Eligibility & Judging Criteria
- Download the contest rules here
- Countries eligible in this region
Americas: North America, Central America, South America, & Caribbean
Regional Finals Prizes
The teams that advance to the Regional Final will win a trip to the Americas Regional Final event (date and location to be announced) and compete for the following:
- First place: USD15,000 and a spot in the World Championship
- Second place: USD5,000
- Third place: USD1,000
World Championship Prizing
1st place teams from the Regional Finals will advance to the World Championship (date and location to be announced) and compete for the grand prize of USD100,000 + Azure Grant.
October 2 – March 1
Online Regional Semifinal
Regional Finalists Selected
Follow Microsoft Imagine on social to stay up to date with the latest tools and offerings for student developers:
Check out our winners from last year!
1st place: smartARM
University of Ontario Institute of Technology, Canada
University of Toronto, Canada
smartARM is a robotic hand prosthetic, created using Microsoft Azure Computer Vision, Machine Learning and Cloud Storage. The robotic hand uses a camera embedded in its palm to recognize objects and calculate the most appropriate grip for an object. Using Machine Learning, the more the model is used the more accurate it becomes.
2nd place: iCry2Talk
Aristotle University of Thessaloniki, Greece
iCry2Talk proposes a low-cost and non-invasive intelligent interface between the infant and the parent that translates in real time the baby’s cry and associates it with a specific physiological and psychological state, depicting the result in a text, image and voice message.
3rd place: Mediated Ear
University of Tokyo, Japan
Mediated Ear is software for hearing-impaired individuals to focus on a specific speaker among a multitude of conversations.

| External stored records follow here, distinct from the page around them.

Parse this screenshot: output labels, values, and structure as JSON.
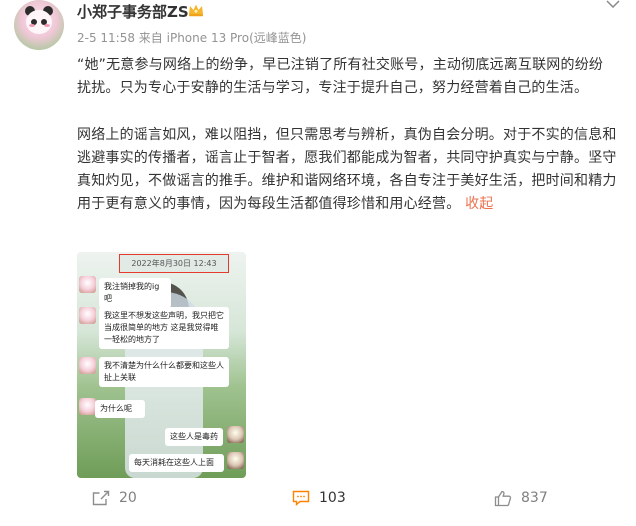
{
  "user": {
    "name": "小郑子事务部ZS",
    "meta": "2-5 11:58  来自 iPhone 13 Pro(远峰蓝色)"
  },
  "post": {
    "paragraph1": "“她”无意参与网络上的纷争，早已注销了所有社交账号，主动彻底远离互联网的纷纷扰扰。只为专心于安静的生活与学习，专注于提升自己，努力经营着自己的生活。",
    "paragraph2": "网络上的谣言如风，难以阻挡，但只需思考与辨析，真伪自会分明。对于不实的信息和逃避事实的传播者，谣言止于智者，愿我们都能成为智者，共同守护真实与宁静。坚守真知灼见，不做谣言的推手。维护和谐网络环境，各自专注于美好生活，把时间和精力用于更有意义的事情，因为每段生活都值得珍惜和用心经营。",
    "collapse_label": "收起"
  },
  "chat": {
    "date": "2022年8月30日 12:43",
    "messages": [
      {
        "side": "left",
        "text": "我注销掉我的ig吧"
      },
      {
        "side": "left",
        "text": "我这里不想发这些声明，我只把它当成很简单的地方 这是我觉得唯一轻松的地方了"
      },
      {
        "side": "left",
        "text": "我不清楚为什么什么都要和这些人扯上关联"
      },
      {
        "side": "left",
        "text": "为什么呢"
      },
      {
        "side": "right",
        "text": "这些人是毒药"
      },
      {
        "side": "right",
        "text": "每天消耗在这些人上面"
      }
    ]
  },
  "actions": {
    "repost_count": "20",
    "comment_count": "103",
    "like_count": "837"
  },
  "colors": {
    "accent": "#eb7350",
    "comment_active": "#ff8200",
    "date_box_border": "#e53b2e"
  },
  "icons": [
    "vip-crown-icon",
    "more-menu-icon",
    "repost-icon",
    "comment-icon",
    "like-icon"
  ]
}
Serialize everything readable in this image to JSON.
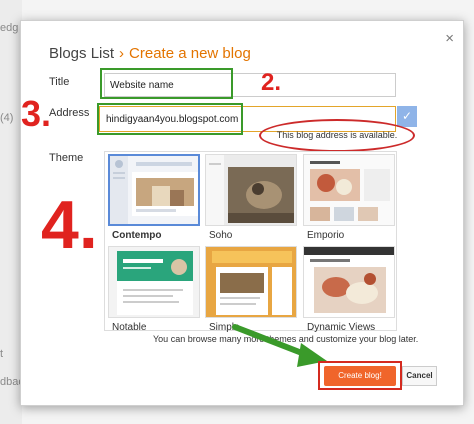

Mediated Ear can relay specific sounds in audio waveforms through deep learning.
Get Azure for Students
Claim $100 in Azure credit and 25+ services FREE so you can build your competitive skills.
Visit Microsoft Learn
Try out one of our free Azure learning paths to start creating your project.
Watch the 2018 World Championship
See what last year’s competitors created and find inspiration for your innovation.